Delhi High Court: A Division Bench of S. Muralidhar and Talwant Singh, JJ. dismissed an appeal filed by the Revenue against the order of the Income Tax Appellate Tribunal (ITAT) opining that no substantial question of law arises.
The issue sought to be urged by the Revenue was whether the ITAT was justified in quashing the reassessment proceedings under Section 147 of the Income Tax Act 1961 on the ground of change of opinion on the applicability of Section 40(a)(ia) of the Act even when the Assessing Officer had not expressed any opinion on the applicability of such provision during the original assessment proceedings under Section 143(3) of the Act?
Before the High Court, the Revenue was represented by Ajit Sharma, Senior Standing Counsel came along with Abida Mujahid and Priya Sarkar, Advocates. Whereas, Gagan Kumar and Amit Kaushik, Advocates appeared on behalf of the respondent-Assessee.
Perusing the record, the High Court noted that the entire exercise of the reopening of the assessment was triggered by objections raised by the audit party. From the correspondence between the Assessing Officer and the audit party, it was clear that there was no independent decision arrived at by the Assessing Officer to form “reasons to believe” for reopening of the assessment after being satisfied that there was no escapement of income.
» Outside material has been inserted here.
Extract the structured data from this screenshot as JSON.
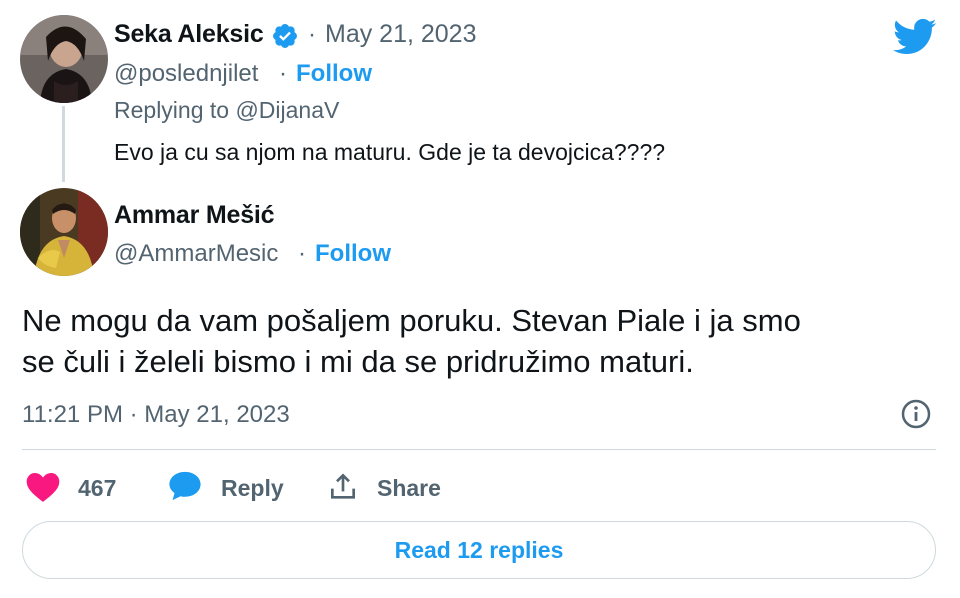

The correspondence also indicated that not once but on two separate occasions, the Assessing Officer clearly formed the opinion that this was not a case fit for reopening of the assessment and that the Assessing Officer was constrained, notwithstanding that opinion, to reopen the assessment on the express instructions issued to him vide letter of the Additional CIT (Audit).
The Court found that the Assessing Officer had in fact applied his mind to the audit party objection and formed a clear opinion that there is no justification for reopening of the assessment and yet it is only on the insistence of the Additional CIT (Audit) that the Assessing Officer changed his opinion and decided to reopen the assessment. Consequently, it was held that the reopening of the assessment, which was based on a change of opinion was vitiated in law as it did not satisfy the legal requirement of Section 147 of the Act. In these circumstances, the view taken by the ITAT called for no interference. It was held that no substantial question of law arose, and therefore, the appeal was dismissed. [CIT v. Lalit Bagai, 2019 SCC OnLine Del 9748, decided on 21-08-2019]